has other pressing business, and they should send another driver. The driver left
the bus and
disappeared. The police said, “We have a warrant for his arrest and
he faces multiple charges relating to attempted murder, criminal damage,
carrying a gun in a public place, and issuing threats. We believe we will catch
him soon.” The police are continuing to look for him.
Such stories are appearing
more frequently in the Thai news. Road rage has been imported into street and
highway system in Thailand. The physical confrontations are pretty much
recognizable to someone from another culture. It seems that anger—while its

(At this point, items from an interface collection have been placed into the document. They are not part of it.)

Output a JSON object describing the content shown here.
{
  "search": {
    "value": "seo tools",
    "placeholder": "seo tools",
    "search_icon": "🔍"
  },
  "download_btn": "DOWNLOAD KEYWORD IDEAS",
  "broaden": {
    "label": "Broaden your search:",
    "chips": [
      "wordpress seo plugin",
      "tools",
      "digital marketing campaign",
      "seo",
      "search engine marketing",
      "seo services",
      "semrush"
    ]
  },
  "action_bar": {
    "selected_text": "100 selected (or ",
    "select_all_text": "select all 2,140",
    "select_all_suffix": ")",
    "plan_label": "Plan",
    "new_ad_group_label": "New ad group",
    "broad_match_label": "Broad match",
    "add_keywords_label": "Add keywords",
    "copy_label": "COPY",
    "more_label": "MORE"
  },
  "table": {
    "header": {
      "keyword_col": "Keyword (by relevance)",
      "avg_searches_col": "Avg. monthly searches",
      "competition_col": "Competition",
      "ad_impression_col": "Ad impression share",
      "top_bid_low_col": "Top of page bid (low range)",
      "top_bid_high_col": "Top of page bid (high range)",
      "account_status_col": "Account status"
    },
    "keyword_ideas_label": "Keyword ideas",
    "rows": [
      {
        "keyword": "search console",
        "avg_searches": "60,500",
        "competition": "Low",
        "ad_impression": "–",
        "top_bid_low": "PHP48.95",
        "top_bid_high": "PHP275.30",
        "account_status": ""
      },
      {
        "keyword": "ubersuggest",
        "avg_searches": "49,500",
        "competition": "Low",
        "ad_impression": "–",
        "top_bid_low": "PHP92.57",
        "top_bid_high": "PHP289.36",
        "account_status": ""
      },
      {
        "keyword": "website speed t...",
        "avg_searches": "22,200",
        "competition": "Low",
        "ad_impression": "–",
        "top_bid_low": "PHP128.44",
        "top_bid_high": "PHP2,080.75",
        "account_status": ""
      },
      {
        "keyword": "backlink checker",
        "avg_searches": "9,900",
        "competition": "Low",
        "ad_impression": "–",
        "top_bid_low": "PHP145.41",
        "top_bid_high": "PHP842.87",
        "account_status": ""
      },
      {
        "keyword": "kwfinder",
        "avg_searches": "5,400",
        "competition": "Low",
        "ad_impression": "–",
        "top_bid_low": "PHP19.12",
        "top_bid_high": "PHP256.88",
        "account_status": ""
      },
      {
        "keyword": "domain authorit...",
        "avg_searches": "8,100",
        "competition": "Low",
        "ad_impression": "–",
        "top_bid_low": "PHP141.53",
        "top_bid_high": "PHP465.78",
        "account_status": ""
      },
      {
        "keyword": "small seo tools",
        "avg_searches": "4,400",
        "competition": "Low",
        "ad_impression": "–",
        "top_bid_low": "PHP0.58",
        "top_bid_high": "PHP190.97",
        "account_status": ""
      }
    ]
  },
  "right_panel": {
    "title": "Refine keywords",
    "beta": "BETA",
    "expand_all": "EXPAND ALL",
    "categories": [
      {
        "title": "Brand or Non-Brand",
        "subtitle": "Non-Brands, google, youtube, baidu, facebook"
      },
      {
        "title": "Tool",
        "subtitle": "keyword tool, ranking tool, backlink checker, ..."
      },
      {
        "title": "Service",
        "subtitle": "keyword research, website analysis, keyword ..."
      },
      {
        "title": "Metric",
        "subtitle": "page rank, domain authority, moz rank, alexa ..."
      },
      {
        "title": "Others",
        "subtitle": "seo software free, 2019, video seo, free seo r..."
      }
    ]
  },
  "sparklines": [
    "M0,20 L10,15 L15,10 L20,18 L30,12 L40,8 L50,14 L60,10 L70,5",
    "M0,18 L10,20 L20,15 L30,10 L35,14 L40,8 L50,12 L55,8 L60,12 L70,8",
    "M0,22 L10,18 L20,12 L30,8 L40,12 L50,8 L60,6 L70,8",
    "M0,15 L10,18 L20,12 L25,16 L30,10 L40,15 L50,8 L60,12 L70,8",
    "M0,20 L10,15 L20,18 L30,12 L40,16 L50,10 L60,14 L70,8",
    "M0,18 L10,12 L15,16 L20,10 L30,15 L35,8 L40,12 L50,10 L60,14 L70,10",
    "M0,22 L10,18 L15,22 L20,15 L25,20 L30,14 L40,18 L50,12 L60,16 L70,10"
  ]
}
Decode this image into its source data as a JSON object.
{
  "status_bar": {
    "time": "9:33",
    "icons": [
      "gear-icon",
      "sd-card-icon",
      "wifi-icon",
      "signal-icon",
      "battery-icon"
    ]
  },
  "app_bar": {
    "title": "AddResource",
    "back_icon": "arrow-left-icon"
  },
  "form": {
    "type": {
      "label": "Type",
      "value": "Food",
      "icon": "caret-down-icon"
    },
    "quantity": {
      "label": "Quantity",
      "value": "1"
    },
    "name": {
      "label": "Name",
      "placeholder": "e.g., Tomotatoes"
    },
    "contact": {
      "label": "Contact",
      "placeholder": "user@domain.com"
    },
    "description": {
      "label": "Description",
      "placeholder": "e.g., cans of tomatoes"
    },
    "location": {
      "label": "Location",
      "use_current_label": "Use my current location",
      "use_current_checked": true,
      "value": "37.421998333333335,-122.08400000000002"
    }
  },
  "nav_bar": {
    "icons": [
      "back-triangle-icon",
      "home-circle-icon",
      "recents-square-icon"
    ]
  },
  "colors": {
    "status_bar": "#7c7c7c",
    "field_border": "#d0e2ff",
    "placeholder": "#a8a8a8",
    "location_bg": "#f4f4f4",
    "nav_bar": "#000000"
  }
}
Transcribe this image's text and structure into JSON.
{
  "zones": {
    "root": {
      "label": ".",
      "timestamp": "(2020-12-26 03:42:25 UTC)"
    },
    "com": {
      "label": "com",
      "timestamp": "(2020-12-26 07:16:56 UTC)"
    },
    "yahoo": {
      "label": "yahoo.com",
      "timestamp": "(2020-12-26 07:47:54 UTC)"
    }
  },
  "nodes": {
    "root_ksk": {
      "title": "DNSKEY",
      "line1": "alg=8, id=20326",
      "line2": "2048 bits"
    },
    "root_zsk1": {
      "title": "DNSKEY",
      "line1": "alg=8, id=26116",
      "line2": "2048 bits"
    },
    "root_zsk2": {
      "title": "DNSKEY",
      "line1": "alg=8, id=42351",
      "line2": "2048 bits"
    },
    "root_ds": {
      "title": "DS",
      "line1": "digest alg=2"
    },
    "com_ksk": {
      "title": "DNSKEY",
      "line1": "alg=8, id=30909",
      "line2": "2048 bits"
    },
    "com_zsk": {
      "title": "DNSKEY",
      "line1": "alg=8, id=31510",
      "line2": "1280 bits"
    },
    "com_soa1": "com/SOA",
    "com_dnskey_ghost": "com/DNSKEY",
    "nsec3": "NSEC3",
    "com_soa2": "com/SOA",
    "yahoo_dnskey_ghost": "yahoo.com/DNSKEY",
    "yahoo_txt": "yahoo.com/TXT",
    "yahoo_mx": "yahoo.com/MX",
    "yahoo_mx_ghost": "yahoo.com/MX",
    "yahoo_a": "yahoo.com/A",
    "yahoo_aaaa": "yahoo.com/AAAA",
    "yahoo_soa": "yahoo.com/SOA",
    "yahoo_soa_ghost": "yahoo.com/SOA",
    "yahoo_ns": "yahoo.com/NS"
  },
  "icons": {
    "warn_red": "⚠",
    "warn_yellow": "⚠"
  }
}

triggers and reactions have a cultural component—has a common, universal aspect
that is transcends cultural difference. In Thailand, like elsewhere, the
road rage cases are increasing and if you were to substitute Bangkok, Phuket or
other cities appearing in datelines for news stories and inserted either
Chicago, Toronto, or London, little else would need to be changed to localize
You can draw your own
conclusion on what cultural biases make it permissible for men in the heat of
rage to physically attack a woman. Beating up women deserves a closer
examination as an extension of dysfunctional behavior in the land of anger. I’d
start with the theory that in any political/social system which provides
extensive impunity for members of the elite class, those deemed inferior in that
society such as women, immigrants, handicapped, or peasant class are the object
of violence because their failure to acknowledge another entitlement means the
other person must automatically yield.
The insults, threats, and
violence attributed to the angry person create a universal
brotherhood/sisterhood—road rage, domestic violence, pub brawls, or that moment
when your computer hangs and you lose a week of work that should have been
backed up but wasn’t. We’ve all experienced such moments.
There is a correlation
between anger and criminal conduct. Acts of violence are outlawed. The criminal
and civil laws patrol the emotional borders to deal with angry people whose
emotional fuel motivates them to commit acts of violence.
Anger is the father that
begets much violence. When the flash of anger leads to a squeeze of the trigger.
Each culture tries to control that space. To diffuse the anger, to teach
self-control, and to provide substantial punishments and other disincentives for
the angry whose emotion causes them to harm others.
The lack of capacity to
control anger is a major reason to carefully restrict gun ownership. Anger,
alcohol and guns are a lethal combination. In big mega cities as resources
become scarcer be prepared for more violence generated by angry
Emotions like anger are
human behavioral stuff that will ensure that crime writers in material for
several life times. It is one thing to write about anger, it is another to
experience anger whether exploding inside your own head or inside the head of a
person charging at you with a handgun because you stepped on his foot and caused
him to lose face in front of his face.
If you think that escaping
into the digital world you can avoid anger, think again.
Hate is an offspring of
anger. You can find him in many places on the Internet. Online expressions of
hatred are the digital equivalent of a handgun waved in your face. Next time you
want to know if someone is angry with you on line, check out
The digital world has
emoticons for anger: :- | | :@